The Rockets caught a bit of schedule luck as their injury luck still waits to turn around.

Troy Taormina-USA TODAY Sports

Would you believe the Houston Rockets, without Dwight Howard and Clint Capela, had one of their best wins of the season against an Eastern Conference playoff team? It's true! The Rockets rolled over the Miami Heat by a score of 115-102, and the starters took a seat with three minutes to go in the game.

Josh Smith was the starting center tonight with Howard suspended and Capela hurt, so of course he got in foul trouble early. But he managed to stay on the floor for a crucial run in the third quarter when he hit a couple three-pointers. As always, Smoove is a tantalizing force on those nights when he hits from three. The Rockets can beat anybody on those nights, but you still simply can't count on it ever being one of those nights. Tonight, those threes set him off, as he had a couple of excellent plays, one pass and one finish, on shot-fake drives. He scored 19 points, a season-high mark for him.

Smith's backup, Terrence Jones, was his usual all-over-the-place self. As the center in small-ball units, he's always been a disaster who bites at every pump fake and doesn't box out the offensive glass. But he can still look great as the roll man in a combo with Harden from time to time, and he's excellent at running the floor as a trailer.

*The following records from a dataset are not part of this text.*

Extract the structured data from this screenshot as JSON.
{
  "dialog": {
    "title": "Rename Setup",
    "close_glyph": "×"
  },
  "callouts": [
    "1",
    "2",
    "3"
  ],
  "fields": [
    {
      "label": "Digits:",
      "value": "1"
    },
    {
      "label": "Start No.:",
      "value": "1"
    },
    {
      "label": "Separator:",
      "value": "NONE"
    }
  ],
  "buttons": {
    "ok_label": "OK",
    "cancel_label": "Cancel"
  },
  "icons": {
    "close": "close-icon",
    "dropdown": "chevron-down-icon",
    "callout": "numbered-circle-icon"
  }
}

James Harden had a vintage MVP Beard game, with 26 points and a career-high 14 assists. He also played great defense on the night, apart from a couple of brief lapses. He held Dwyane Wade to a very ordinary performance when the two were matched up, and was the penetrating, distributing force the Rockets needed without a reliable post threat to turn to.

With the Rockets shorthanded, you knew they were going to have to get a great night from an unusual source, and nobody on this roster is better suited for one of those nights than Marcus Thornton. He played a huge chunk of the second half in place of James Harden (and when Harden came back, Trevor Ariza), and hit shots outside and in while distributing as a secondary pick-and-roll ball handler. He had 18 points on 7-11 shooting.

For all the great individual offensive performances, it was the team defense in the second half that really stood out. The Heat, missing big man Hassan Whiteside, really were in no position to punish the Rockets for going super small. So the Rockets did what they do at their best: rotating like crazy on the outside and jumping passing lanes to start fast breaks. Corey Brewer, Trevor Ariza, Ty Lawson and Terrence Jones are all subpar finishers in the half-court, but on the break they're more than adequate. Early in the game, the Rockets aborted a couple of promising breaks with poor communication, but it all smoothed out in that sweet second half.

JB Bickerstaff talked yesterday about how the Rockets need to commit to defense more as a team, and while it's fair to wonder when the next swoon will come (after all, this win broke a three-game losing streak), it's great to see the team respond so quickly to their coaches' message. The Heat are not a great offensive team, but the Rockets really did look great as a team for most of the game on defense.

Next up for the Rockets is a date with the Phoenix Suns, who just fired their head coach and had a great half of a game against the Toronto Raptors. Dwight will be back, but Clint Capela and Donatas Motiejunas might not. Who knows what version of the Rockets we'll see then.